Like many who start spending their time enjoying craft beer and hanging out in local breweries, over time they got to know the faces behind the beer. Then, in 2017, keen for a change in both scenery and lifestyle, the couple returned to Melbourne, loaded with knowledge and kegs of beer from Hong Kong, the latter intended not only for the new bar, but also for the couple’s proposed importing business.
Given their background, it comes as little surprise to find seven of the bar’s eight taps pouring beers Peter and Gillian bring into the country, including those from Young Masters, Kowloon Bay and Black Kite. Four of them are poured through old bike frames, which, on closer inspection, look slightly bent out of shape; they are, the result of being on the losing end of collisions with Hong Kong taxis.
The final tap is for local beer, as too are the bar’s fridges, which are kept filled with offerings from breweries far closer at hand: the likes of Two Birds and Hop Nation. Aside from beer, Masterson’s tries to keep things as independent as possible, not just for the wines, but also the worlds of spirits and soft drinks.
They can be enjoyed in a small front bar best described as “loungeroom-like”, right down to encouraging drinkers to order food in or bring their own from home. The front room’s been filled with leather couches and has walls lined with artwork they’ve picked up over the years, from Australian graffiti art to Maoist propaganda.

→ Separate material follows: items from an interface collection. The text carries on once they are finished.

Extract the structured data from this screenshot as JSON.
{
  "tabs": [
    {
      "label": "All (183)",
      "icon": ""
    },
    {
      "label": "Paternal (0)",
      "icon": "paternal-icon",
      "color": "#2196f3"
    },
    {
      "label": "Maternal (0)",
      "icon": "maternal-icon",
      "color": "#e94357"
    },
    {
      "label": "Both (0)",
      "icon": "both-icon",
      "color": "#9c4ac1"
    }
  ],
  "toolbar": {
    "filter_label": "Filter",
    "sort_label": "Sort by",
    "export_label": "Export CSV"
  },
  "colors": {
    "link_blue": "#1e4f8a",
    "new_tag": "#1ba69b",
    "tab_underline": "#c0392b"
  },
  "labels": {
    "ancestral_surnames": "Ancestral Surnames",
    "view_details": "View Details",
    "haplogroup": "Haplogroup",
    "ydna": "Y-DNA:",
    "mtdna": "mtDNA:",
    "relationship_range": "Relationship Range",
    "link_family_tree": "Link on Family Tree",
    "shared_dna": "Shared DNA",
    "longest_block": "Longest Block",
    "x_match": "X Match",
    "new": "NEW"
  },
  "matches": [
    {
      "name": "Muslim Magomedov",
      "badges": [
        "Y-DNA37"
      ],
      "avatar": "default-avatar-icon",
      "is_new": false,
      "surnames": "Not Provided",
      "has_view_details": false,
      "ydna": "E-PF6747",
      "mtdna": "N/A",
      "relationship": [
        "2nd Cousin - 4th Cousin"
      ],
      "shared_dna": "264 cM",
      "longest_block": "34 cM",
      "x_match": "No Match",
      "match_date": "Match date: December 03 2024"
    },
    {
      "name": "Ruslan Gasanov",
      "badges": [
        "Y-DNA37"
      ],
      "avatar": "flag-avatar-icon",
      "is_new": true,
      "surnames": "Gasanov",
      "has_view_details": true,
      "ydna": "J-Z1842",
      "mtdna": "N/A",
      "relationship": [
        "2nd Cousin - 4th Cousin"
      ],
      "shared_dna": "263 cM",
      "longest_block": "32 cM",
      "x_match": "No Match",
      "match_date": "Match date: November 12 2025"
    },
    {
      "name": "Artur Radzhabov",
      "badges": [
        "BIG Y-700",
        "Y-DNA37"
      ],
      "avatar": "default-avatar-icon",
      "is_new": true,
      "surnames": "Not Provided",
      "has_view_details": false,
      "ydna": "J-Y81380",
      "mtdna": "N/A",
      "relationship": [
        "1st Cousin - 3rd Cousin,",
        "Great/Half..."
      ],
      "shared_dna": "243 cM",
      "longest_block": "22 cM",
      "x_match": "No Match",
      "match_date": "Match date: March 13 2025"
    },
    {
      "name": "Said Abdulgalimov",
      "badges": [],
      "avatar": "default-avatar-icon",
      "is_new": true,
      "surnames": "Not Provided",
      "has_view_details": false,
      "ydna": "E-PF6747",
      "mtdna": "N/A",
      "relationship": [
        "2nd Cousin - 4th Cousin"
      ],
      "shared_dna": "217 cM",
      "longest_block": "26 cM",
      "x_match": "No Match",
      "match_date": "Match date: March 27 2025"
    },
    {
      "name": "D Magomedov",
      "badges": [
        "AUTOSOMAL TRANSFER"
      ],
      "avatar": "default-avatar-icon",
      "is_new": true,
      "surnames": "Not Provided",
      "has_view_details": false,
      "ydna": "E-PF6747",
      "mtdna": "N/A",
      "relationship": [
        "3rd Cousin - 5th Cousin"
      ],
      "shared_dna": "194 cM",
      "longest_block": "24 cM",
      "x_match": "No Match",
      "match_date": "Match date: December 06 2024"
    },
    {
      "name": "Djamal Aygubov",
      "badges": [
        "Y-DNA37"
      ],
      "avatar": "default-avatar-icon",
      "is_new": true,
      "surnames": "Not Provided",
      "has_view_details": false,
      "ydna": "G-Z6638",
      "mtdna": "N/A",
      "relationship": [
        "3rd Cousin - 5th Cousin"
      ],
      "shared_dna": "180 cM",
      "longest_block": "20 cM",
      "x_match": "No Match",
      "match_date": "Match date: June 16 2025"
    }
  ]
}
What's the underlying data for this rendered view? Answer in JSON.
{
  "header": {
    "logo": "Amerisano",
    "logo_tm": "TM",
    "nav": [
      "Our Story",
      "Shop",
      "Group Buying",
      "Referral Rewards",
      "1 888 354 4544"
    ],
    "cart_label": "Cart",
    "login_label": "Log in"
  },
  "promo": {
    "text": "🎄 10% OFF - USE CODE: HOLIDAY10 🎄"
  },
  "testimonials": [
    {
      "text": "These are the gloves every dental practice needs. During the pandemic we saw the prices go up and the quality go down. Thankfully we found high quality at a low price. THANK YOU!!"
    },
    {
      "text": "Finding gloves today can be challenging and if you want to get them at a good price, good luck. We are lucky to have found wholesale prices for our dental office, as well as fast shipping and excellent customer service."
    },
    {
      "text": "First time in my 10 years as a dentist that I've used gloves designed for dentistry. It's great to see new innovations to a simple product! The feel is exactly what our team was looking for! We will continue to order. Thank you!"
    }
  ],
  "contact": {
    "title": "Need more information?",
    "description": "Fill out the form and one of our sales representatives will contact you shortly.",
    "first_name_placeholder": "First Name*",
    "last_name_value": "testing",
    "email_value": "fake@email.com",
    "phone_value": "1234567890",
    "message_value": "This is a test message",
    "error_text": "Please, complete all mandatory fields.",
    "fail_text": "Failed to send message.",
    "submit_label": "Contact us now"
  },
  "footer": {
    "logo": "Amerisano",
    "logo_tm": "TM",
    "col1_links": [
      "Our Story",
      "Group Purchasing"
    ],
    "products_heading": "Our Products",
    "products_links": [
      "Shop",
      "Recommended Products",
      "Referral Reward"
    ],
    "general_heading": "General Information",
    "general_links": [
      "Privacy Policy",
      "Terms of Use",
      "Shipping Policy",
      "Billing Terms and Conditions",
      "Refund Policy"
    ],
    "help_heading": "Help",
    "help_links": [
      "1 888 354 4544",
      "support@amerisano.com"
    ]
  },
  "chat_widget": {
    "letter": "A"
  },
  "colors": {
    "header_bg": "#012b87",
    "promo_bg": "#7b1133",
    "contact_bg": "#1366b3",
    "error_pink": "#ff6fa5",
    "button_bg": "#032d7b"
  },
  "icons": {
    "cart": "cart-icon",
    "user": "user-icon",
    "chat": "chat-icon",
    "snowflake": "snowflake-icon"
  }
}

There is one exception to the rule, however: a patch of wall opposite the front door reserved for a mirror. Following traditional feng shui practices, it’s there to keep even the largest ghosts out. Presumably, Peter and Gillian will be hoping it helps keep drinkers in.